Otherwise the cast was reasonably strong. Lars Cleveman was a compelling Tannhäuser, capable of projecting his character’s anguish. Neither the vicissitudes of the Rome Narrative nor the staging posed him any obvious difficulties. Michael Nagy gave us a warm lyrical Wolfram van Eschenbach and his Ode to the BioReactor was one of the evening’s highlights. Camilla Nylund’s Elisabeth sounded rather generic vocally lacking the heft and sheen that more compelling singers have brought to the part. Gunther Groissbock was indisposed, so he acted the part of the Landgrave while Kwangchul Youn sang the part from a music stand at the side of the stage with reasonable degree of authoritativeness.

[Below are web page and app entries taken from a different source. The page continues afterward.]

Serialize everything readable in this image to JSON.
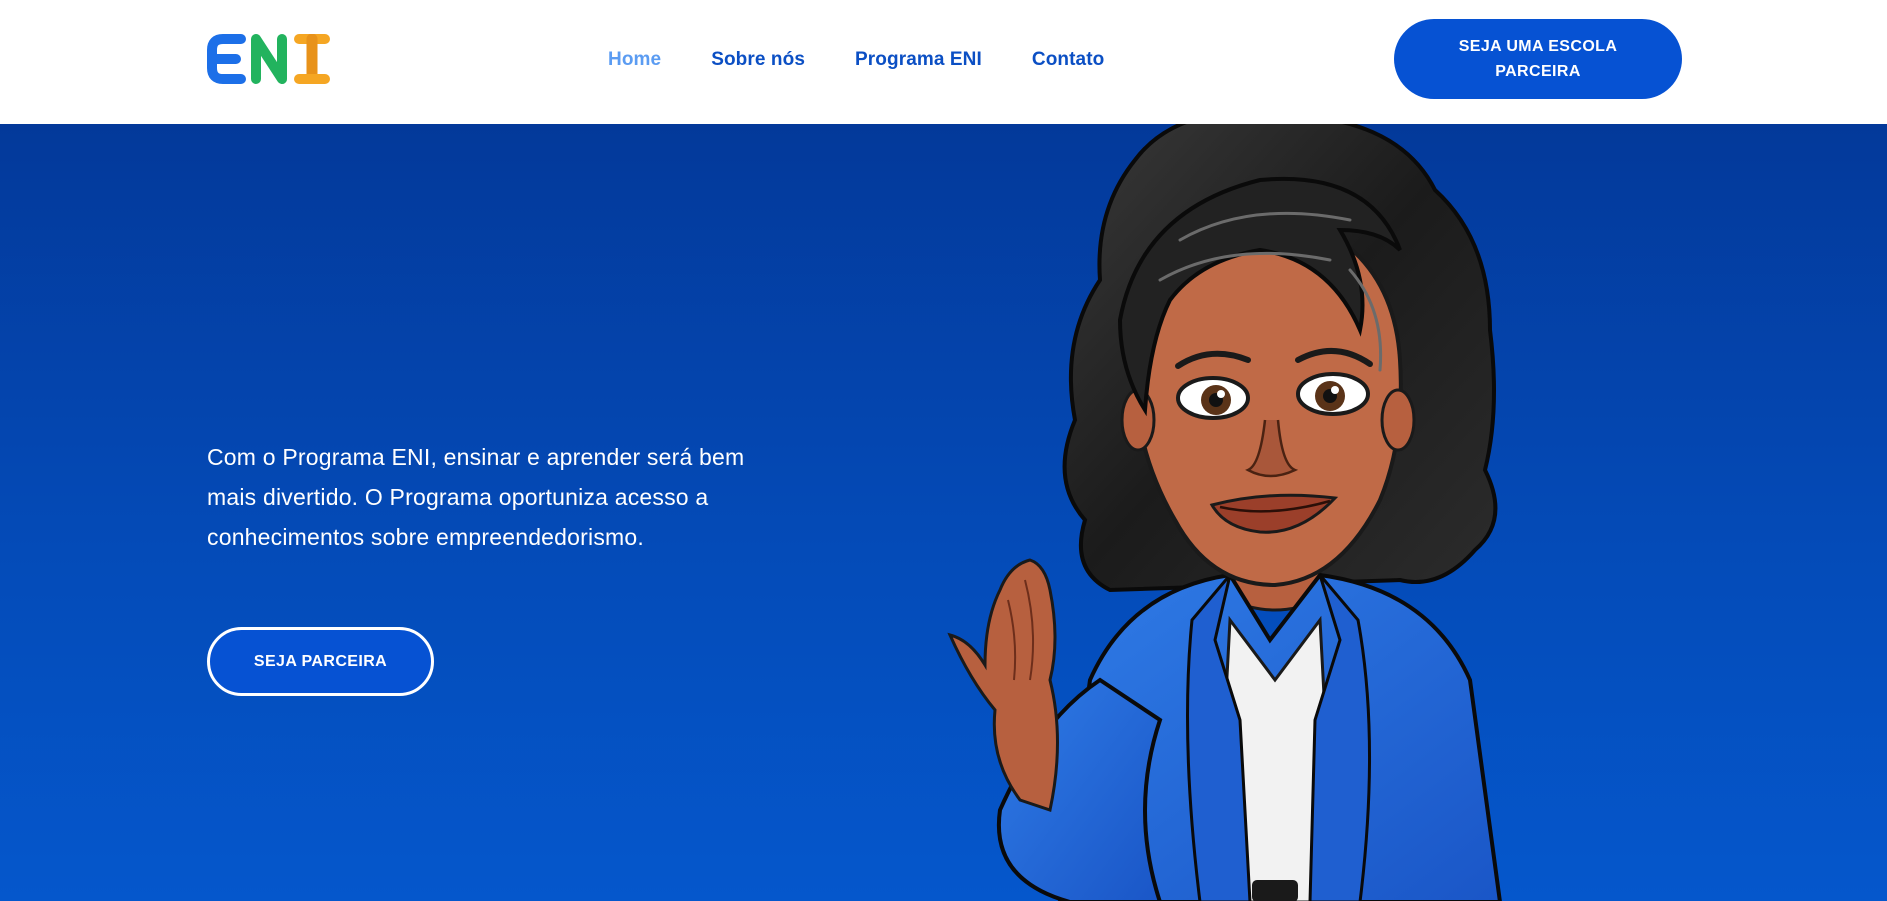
{
  "header": {
    "logo_text": "ENI",
    "logo_colors": [
      "#1c6fe8",
      "#22b35e",
      "#f5a623"
    ],
    "nav": [
      {
        "label": "Home",
        "active": true
      },
      {
        "label": "Sobre nós",
        "active": false
      },
      {
        "label": "Programa ENI",
        "active": false
      },
      {
        "label": "Contato",
        "active": false
      }
    ],
    "cta_label": "SEJA UMA ESCOLA PARCEIRA"
  },
  "hero": {
    "text": "Com o Programa ENI, ensinar e aprender será bem mais divertido. O Programa oportuniza acesso a conhecimentos sobre empreendedorismo.",
    "cta_label": "SEJA PARCEIRA",
    "illustration": "cartoon-woman-waving"
  },
  "colors": {
    "primary": "#0652d3",
    "nav_text": "#0b4fc4",
    "nav_active": "#5b9cf2",
    "hero_top": "#03399a",
    "hero_bottom": "#0557cc"
  }
}
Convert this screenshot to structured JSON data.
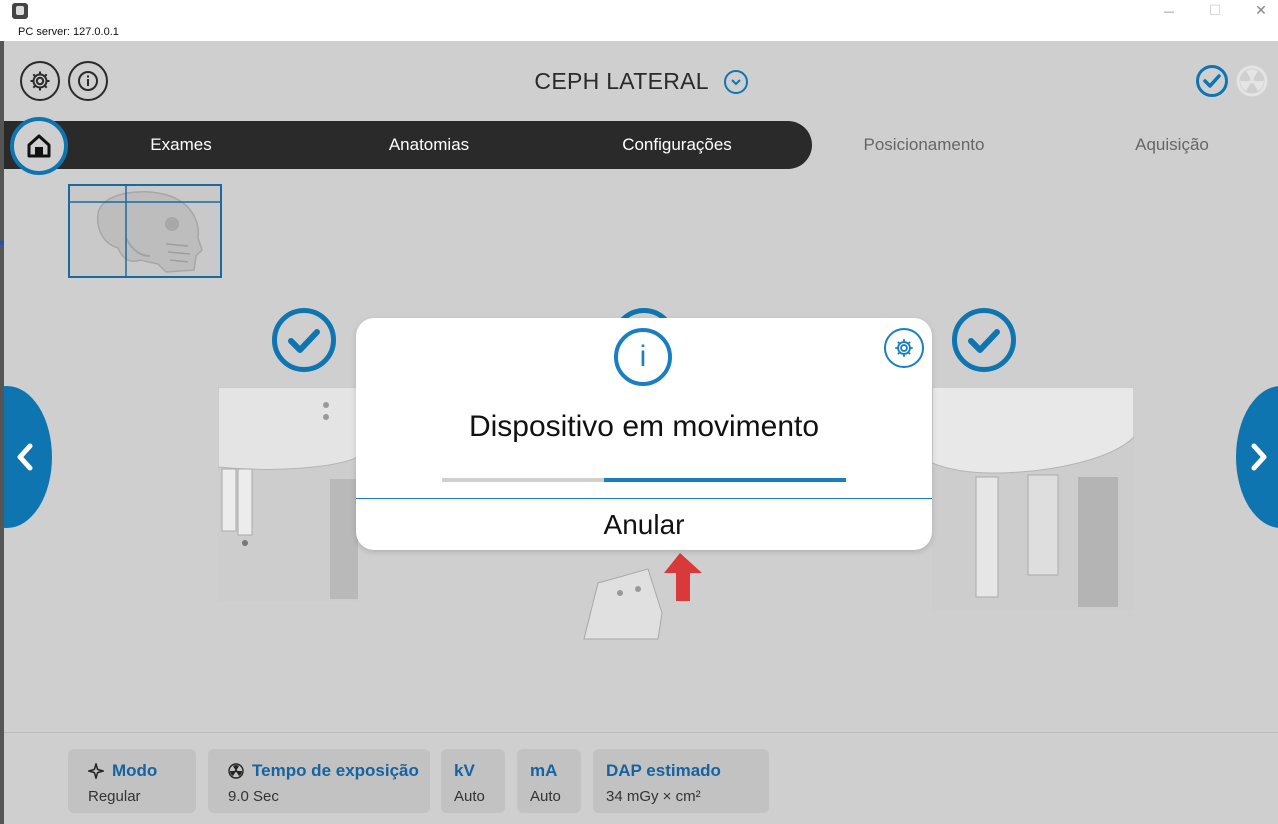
{
  "window": {
    "server_label": "PC server: 127.0.0.1",
    "minimize_glyph": "—",
    "maximize_glyph": "☐",
    "close_glyph": "✕"
  },
  "header": {
    "exam_title": "CEPH LATERAL",
    "settings_icon": "gear-icon",
    "info_icon": "info-icon",
    "status_ok_icon": "check-circle-icon",
    "radiation_icon": "radiation-icon"
  },
  "nav": {
    "home_icon": "home-icon",
    "tabs": [
      {
        "label": "Exames",
        "active": true
      },
      {
        "label": "Anatomias",
        "active": true
      },
      {
        "label": "Configurações",
        "active": true
      },
      {
        "label": "Posicionamento",
        "active": false
      },
      {
        "label": "Aquisição",
        "active": false
      }
    ]
  },
  "modal": {
    "icon_text": "i",
    "message": "Dispositivo em movimento",
    "progress": 0.6,
    "cancel_label": "Anular"
  },
  "params": [
    {
      "title": "Modo",
      "value": "Regular",
      "icon": "sparkle-icon"
    },
    {
      "title": "Tempo de exposição",
      "value": "9.0 Sec",
      "icon": "radiation-icon"
    },
    {
      "title": "kV",
      "value": "Auto"
    },
    {
      "title": "mA",
      "value": "Auto"
    },
    {
      "title": "DAP estimado",
      "value": "34 mGy × cm²"
    }
  ],
  "colors": {
    "accent": "#0f75b0",
    "nav_dark": "#2a2a2a",
    "background": "#cfcfcf",
    "arrow_red": "#d83a3a"
  }
}
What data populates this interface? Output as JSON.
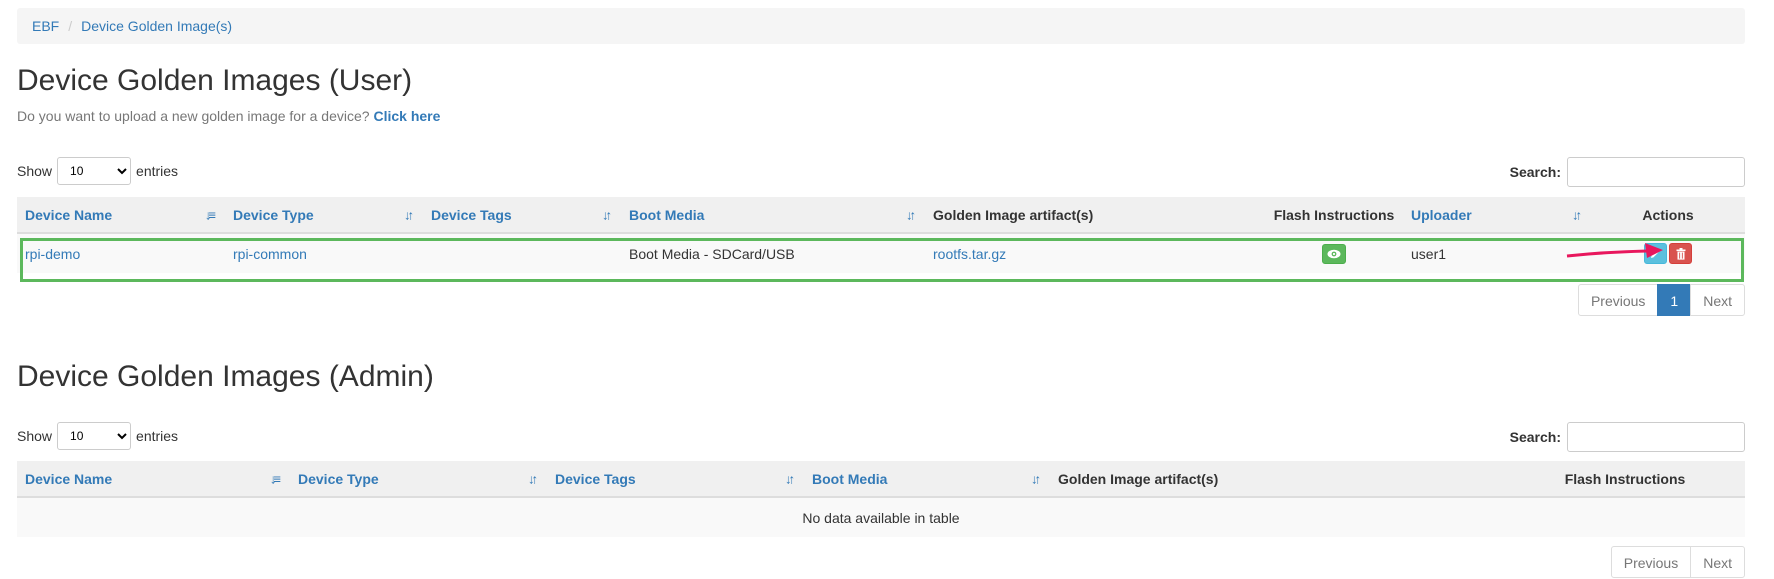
{
  "breadcrumb": {
    "root": "EBF",
    "separator": "/",
    "current": "Device Golden Image(s)"
  },
  "user_section": {
    "title": "Device Golden Images (User)",
    "upload_prompt": "Do you want to upload a new golden image for a device?",
    "upload_link": "Click here",
    "length": {
      "show": "Show",
      "selected": "10",
      "entries": "entries"
    },
    "search_label": "Search:",
    "columns": [
      "Device Name",
      "Device Type",
      "Device Tags",
      "Boot Media",
      "Golden Image artifact(s)",
      "Flash Instructions",
      "Uploader",
      "Actions"
    ],
    "rows": [
      {
        "device_name": "rpi-demo",
        "device_type": "rpi-common",
        "device_tags": "",
        "boot_media": "Boot Media - SDCard/USB",
        "artifact": "rootfs.tar.gz",
        "uploader": "user1"
      }
    ],
    "pagination": {
      "previous": "Previous",
      "page": "1",
      "next": "Next"
    }
  },
  "admin_section": {
    "title": "Device Golden Images (Admin)",
    "length": {
      "show": "Show",
      "selected": "10",
      "entries": "entries"
    },
    "search_label": "Search:",
    "columns": [
      "Device Name",
      "Device Type",
      "Device Tags",
      "Boot Media",
      "Golden Image artifact(s)",
      "Flash Instructions"
    ],
    "empty_message": "No data available in table",
    "pagination": {
      "previous": "Previous",
      "next": "Next"
    }
  },
  "icons": {
    "eye": "eye-icon",
    "edit": "pencil-icon",
    "delete": "trash-icon",
    "sort": "sort-icon",
    "sort_asc": "sort-asc-icon"
  },
  "colors": {
    "link": "#337ab7",
    "success": "#5cb85c",
    "info": "#5bc0de",
    "danger": "#d9534f",
    "annotation_arrow": "#e8175d",
    "highlight_box": "#5cb85c"
  }
}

Do they really not have covers in Bayreuth, even for new productions? I assume not because we had a last minute substitution for Walther von Stolzing in Meistersinger the night before. Stefan Vinke had apparently arrived quite late on the evening before the performance and had managed to learn the staging and do a quick refresher on the music in a matter of hours. He did quite well, barely looking at the prompter and only needing an occasional gentle push from Eva. Someone should have told him after the first act that he didn’t need to scream as much as he did. Even so, he had sufficient reserves to muscle his way through the evening, only lightly damaging the music in the process.

The performance I saw of Die Meistersinger is supposedly the last for Katharina Wagner’s production. She took a bow at the end with designer Tilo Steffens and was vociferously booed. There was also extended booing after Act II. The production remains largely as seen on the DVD of the production I reviewed (and for which La Cieca provided a detailed exegesis in the comments). She did add some business for the Meistersingers where they took the Eucharist by consuming pages of a specially chosen book.

On second viewing, I admired the fierce relentlessness with which she pursued her argument, and the cogency with which she argues her thesis. However, her view of the work allows no room for any humanity for any of the characters. Watching it anew was akin to reading an autopsy report. Even so, the second half of the last act is such great theater that one forgives the very big chill that precedes it.

Musically, this was not at a festival level. Sebastian Weigle conducted like a bored guide on a bus tour, desultorily pointed out the landmarks. Adrian Eröd as Beckmesser gave the only truly memorable performance, fully realizing the director’s multi-faceted vision of his character. The chorus did perform at an exalted level and executed the complex staging flawlessly.

Photos: Bayreuther Festspiele / Enrico Nawrath.